Research (including my own) also shows that children to adults eat more fruits and vegetables if they have some ownership in growing it. They become emotionally invested, creating shifts in values and behaviors.
What is the 4VA Food Systems Leadership Institute and what lessons learned do you think can be applied more broadly here at Mason and in the Commonwealth?
In 2015, colleagues from four of Virginia’s leading public universities—George Mason University, the University of Virginia, Virginia Polytechnic Institute and State University and James Madison University—formed the Virginia Sustainable Food Coalition (VSFC). The mission of this informal collaborative is to harness the intellectual, human and economic capital of Virginia’s colleges and universities to foster the emerging local food economy in the Commonwealth. One action item that emerged from VSFC participants’ early conversations was development of a course, the Virginia Food Systems Leadership Institute (VFSLI), that would act as an important vehicle for carrying out this mission.

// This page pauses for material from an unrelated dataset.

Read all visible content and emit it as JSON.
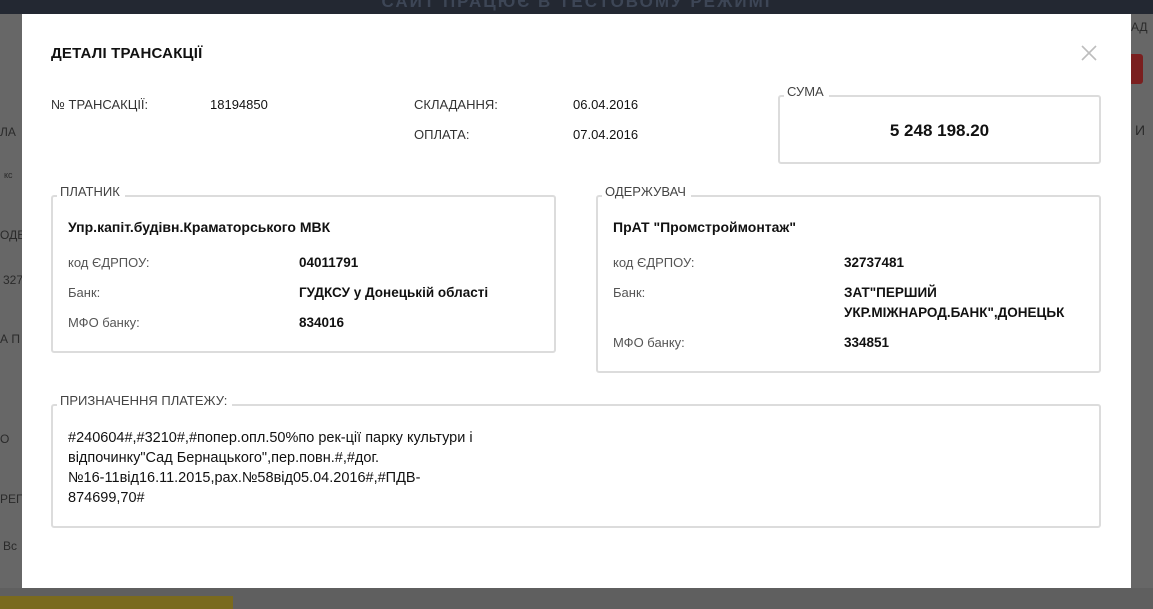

VFSLI was developed between May 2017 and May 2018 by an interdisciplinary team of colleagues representing the four universities that participate in the VSFC. A wide array of food system professionals from Virginia—representing state agencies, university dining providers, food producers, food distributors, and other private sector stakeholders—provided input on course design and content. The authors were part of a multi-university faculty team that delivered and assessed the VFSLI pilot in the summer of 2018. VFSLI development and delivery was supported by 4-VA, a state-funded grant program that supports research and curricular collaborations involving Virginia’s major public universities, and by a Curriculum Impact Grant from the Office of the Provost at George Mason University.
VFSLI was designed to prepare rising leaders in sustainable food systems by combining pertinent content knowledge in food systems, competency development in leadership, and a means for students to gain practical skills and hands-on experience related to job opportunities and infrastructure improvement in local and regional food systems. Designed for upper-level undergraduates, as well as graduate students, VFSLI uses a systems thinking model and takes an interdisciplinary approach to instruction and assessment.
This summer we ran the course virtually.
What else do you want the Mason community to know or better understand?
We have an opportunity to influence what is served and how food is procured in the dining halls. We as a community can ask for changes in the dining services contract between the university and Sodexo, including a percentage of sustainable and/or local food. My interactions with the chefs and sustainability program manager at Sodexo have also all indicated their interest in local and sustainable food, but their procurement choices are informed by student interest and the larger company policies. Their surveys have showed sustainable and local food sources as significantly less important than cost and other priorities. Many other colleges and universities have made significant changes in procurement and food offerings. This is not out of reach.